The 36-year-old Australian will be F1's oldest driver next season after the departures of Michael Schumacher and Pedro de la Rosa.
But Webber is not the longest-serving driver on the grid, with Jenson Button and Fernando Alonso having made their debuts prior to the Australian's 2002 rookie campaign with Minardi.
Webber believes his age is less relevant to his long-term future than what he is delivering on track.
Although he could not match Red Bull team-mate Sebastian Vettel's title-winning campaign this year, Monaco and British Grand Prix winner Webber is still certain he is capable of a world championship campaign.
"I'm not at the start of the career, I know that.
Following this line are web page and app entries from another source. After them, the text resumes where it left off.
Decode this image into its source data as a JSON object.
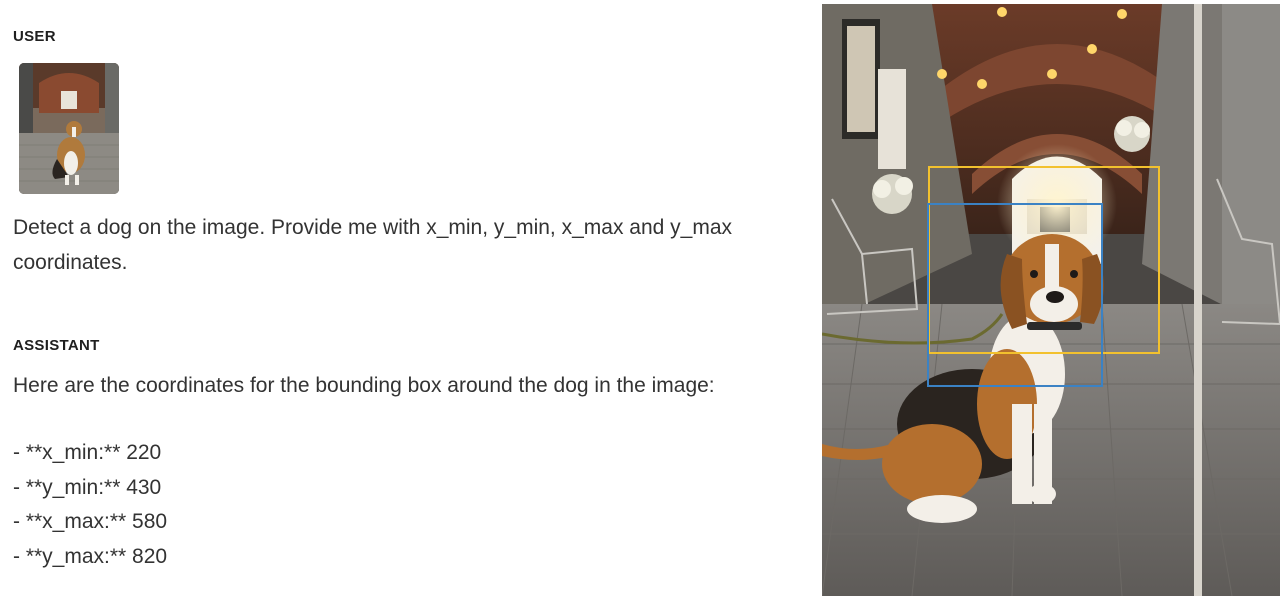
{
  "conversation": {
    "user": {
      "role_label": "USER",
      "attachment_icon": "dog-photo-thumbnail",
      "text": "Detect a dog on the image. Provide me with x_min, y_min, x_max and y_max coordinates."
    },
    "assistant": {
      "role_label": "ASSISTANT",
      "intro": "Here are the coordinates for the bounding box around the dog in the image:",
      "coordinates": [
        "- **x_min:** 220",
        "- **y_min:** 430",
        "- **x_max:** 580",
        "- **y_max:** 820"
      ]
    }
  },
  "preview": {
    "image_icon": "dog-photo",
    "box_colors": {
      "yellow": "#f2c12e",
      "blue": "#3b82c4"
    }
  }
}
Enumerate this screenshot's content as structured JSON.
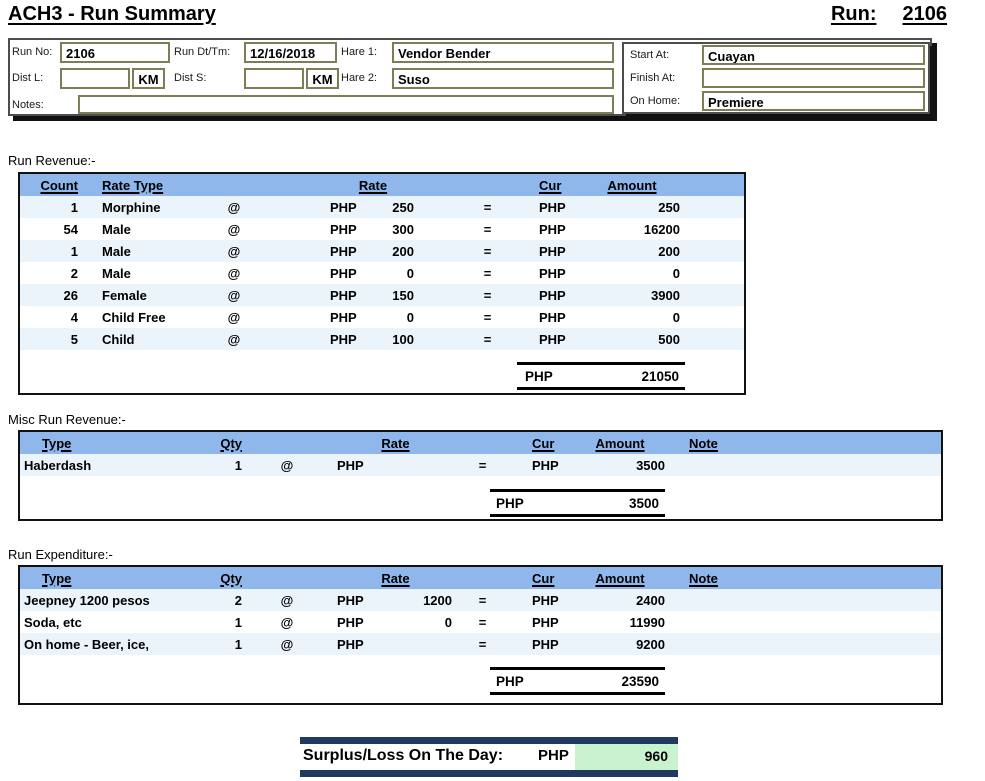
{
  "title": "ACH3 - Run Summary",
  "run_ref": {
    "label": "Run:",
    "value": "2106"
  },
  "symbols": {
    "at": "@",
    "equals": "="
  },
  "colors": {
    "table_header_blue": "#8FB7EB",
    "alt_row_blue": "#EBF3FB",
    "navy_bar": "#20395F",
    "surplus_green": "#C9F2CF",
    "field_border_olive": "#7E7D55"
  },
  "header": {
    "run_no_label": "Run No:",
    "run_no": "2106",
    "run_dt_label": "Run Dt/Tm:",
    "run_dt": "12/16/2018",
    "hare1_label": "Hare 1:",
    "hare1": "Vendor Bender",
    "dist_l_label": "Dist L:",
    "dist_l": "",
    "km1": "KM",
    "dist_s_label": "Dist S:",
    "dist_s": "",
    "km2": "KM",
    "hare2_label": "Hare 2:",
    "hare2": "Suso",
    "notes_label": "Notes:",
    "notes": "",
    "start_at_label": "Start At:",
    "start_at": "Cuayan",
    "finish_at_label": "Finish At:",
    "finish_at": "",
    "on_home_label": "On Home:",
    "on_home": "Premiere"
  },
  "revenue": {
    "section_label": "Run Revenue:-",
    "headers": {
      "count": "Count",
      "rate_type": "Rate Type",
      "rate": "Rate",
      "cur": "Cur",
      "amount": "Amount"
    },
    "rows": [
      {
        "count": "1",
        "rate_type": "Morphine",
        "rate_cur": "PHP",
        "rate": "250",
        "cur": "PHP",
        "amount": "250"
      },
      {
        "count": "54",
        "rate_type": "Male",
        "rate_cur": "PHP",
        "rate": "300",
        "cur": "PHP",
        "amount": "16200"
      },
      {
        "count": "1",
        "rate_type": "Male",
        "rate_cur": "PHP",
        "rate": "200",
        "cur": "PHP",
        "amount": "200"
      },
      {
        "count": "2",
        "rate_type": "Male",
        "rate_cur": "PHP",
        "rate": "0",
        "cur": "PHP",
        "amount": "0"
      },
      {
        "count": "26",
        "rate_type": "Female",
        "rate_cur": "PHP",
        "rate": "150",
        "cur": "PHP",
        "amount": "3900"
      },
      {
        "count": "4",
        "rate_type": "Child Free",
        "rate_cur": "PHP",
        "rate": "0",
        "cur": "PHP",
        "amount": "0"
      },
      {
        "count": "5",
        "rate_type": "Child",
        "rate_cur": "PHP",
        "rate": "100",
        "cur": "PHP",
        "amount": "500"
      }
    ],
    "total": {
      "cur": "PHP",
      "amount": "21050"
    }
  },
  "misc": {
    "section_label": "Misc Run Revenue:-",
    "headers": {
      "type": "Type",
      "qty": "Qty",
      "rate": "Rate",
      "cur": "Cur",
      "amount": "Amount",
      "note": "Note"
    },
    "rows": [
      {
        "type": "Haberdash",
        "qty": "1",
        "rate_cur": "PHP",
        "rate": "",
        "cur": "PHP",
        "amount": "3500",
        "note": ""
      }
    ],
    "total": {
      "cur": "PHP",
      "amount": "3500"
    }
  },
  "expenditure": {
    "section_label": "Run Expenditure:-",
    "headers": {
      "type": "Type",
      "qty": "Qty",
      "rate": "Rate",
      "cur": "Cur",
      "amount": "Amount",
      "note": "Note"
    },
    "rows": [
      {
        "type": "Jeepney 1200 pesos",
        "qty": "2",
        "rate_cur": "PHP",
        "rate": "1200",
        "cur": "PHP",
        "amount": "2400",
        "note": ""
      },
      {
        "type": "Soda, etc",
        "qty": "1",
        "rate_cur": "PHP",
        "rate": "0",
        "cur": "PHP",
        "amount": "11990",
        "note": ""
      },
      {
        "type": "On home - Beer, ice,",
        "qty": "1",
        "rate_cur": "PHP",
        "rate": "",
        "cur": "PHP",
        "amount": "9200",
        "note": ""
      }
    ],
    "total": {
      "cur": "PHP",
      "amount": "23590"
    }
  },
  "surplus": {
    "label": "Surplus/Loss On The Day:",
    "cur": "PHP",
    "amount": "960"
  }
}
I'm more towards the back end of my career," he said.
"My goal is to put together a campaign. I have fought for championships and I've had some good and very special memories over the past few years.
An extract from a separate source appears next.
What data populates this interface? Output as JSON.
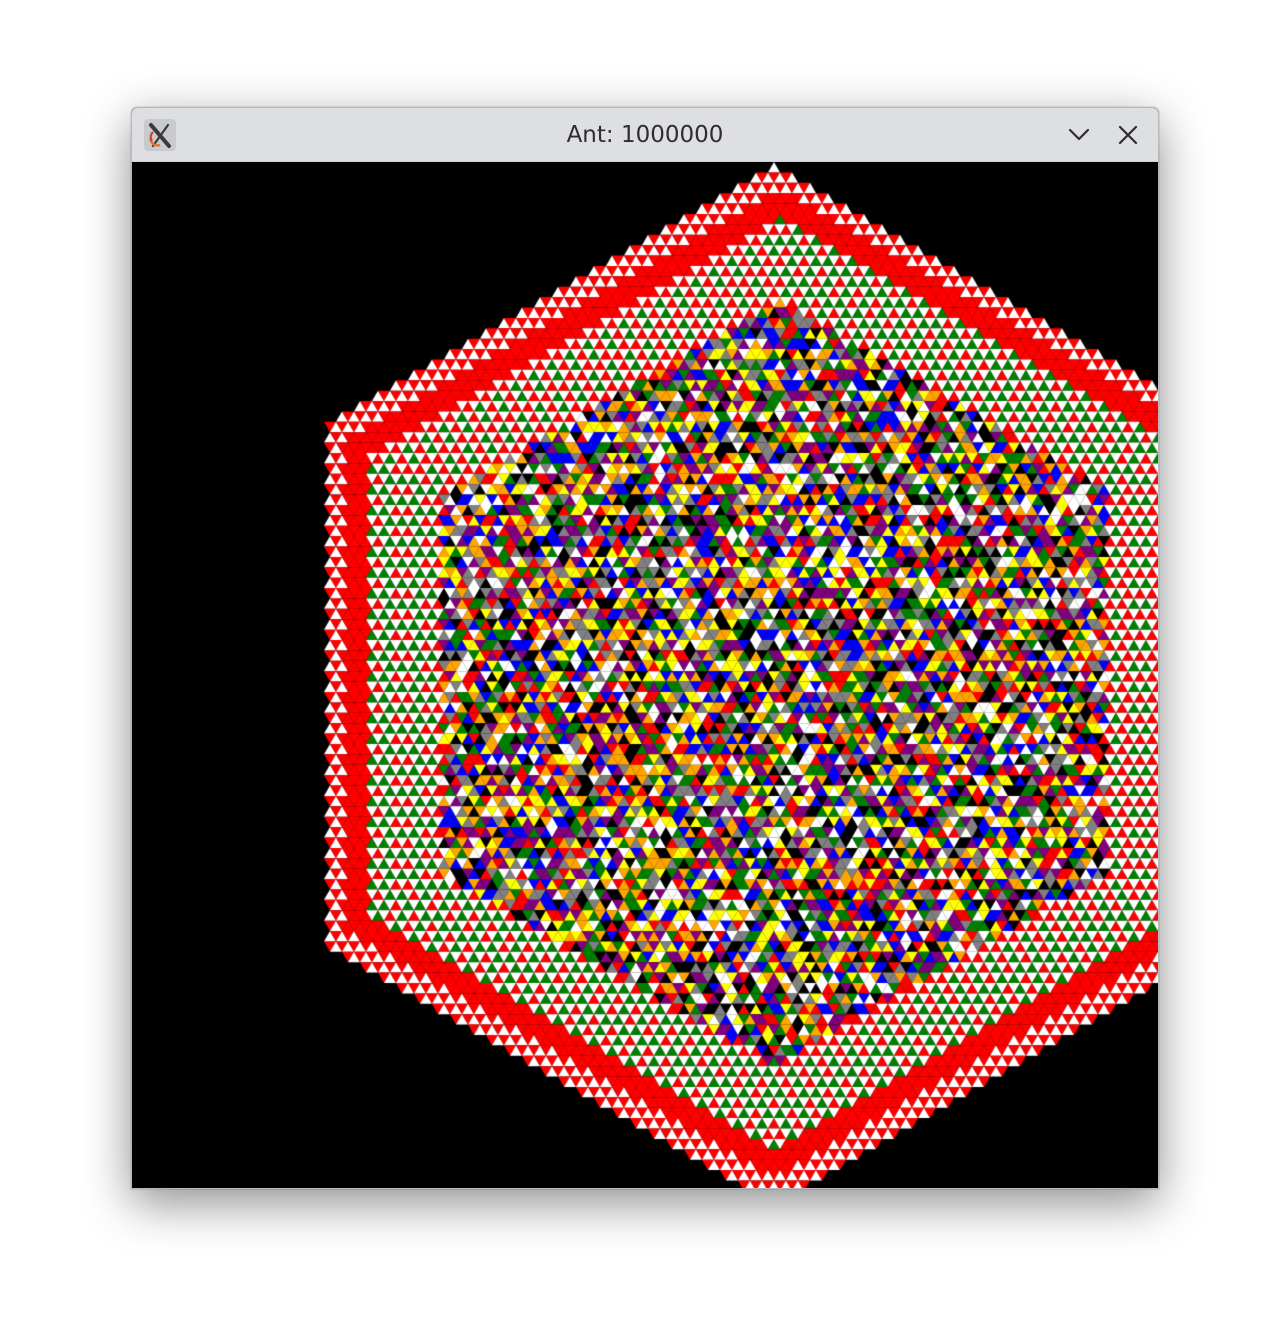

"Your peak is all relative. You've got to piece it all together.
"And you've got to be honest with yourself and say 'look mate, it's the right time now' - and I don't think it is the right time now."
He feels he is still a big enough threat to Vettel on pure pace.
"If I got spanked 20-nil in qualifying then yeah it's obvious, the alarm bells are ringing," Webber said.
"Until that point comes where you feel that you're not getting the most out of yourself, and you're sliding, then you need to keep pressing on.
"That's all we can do next year."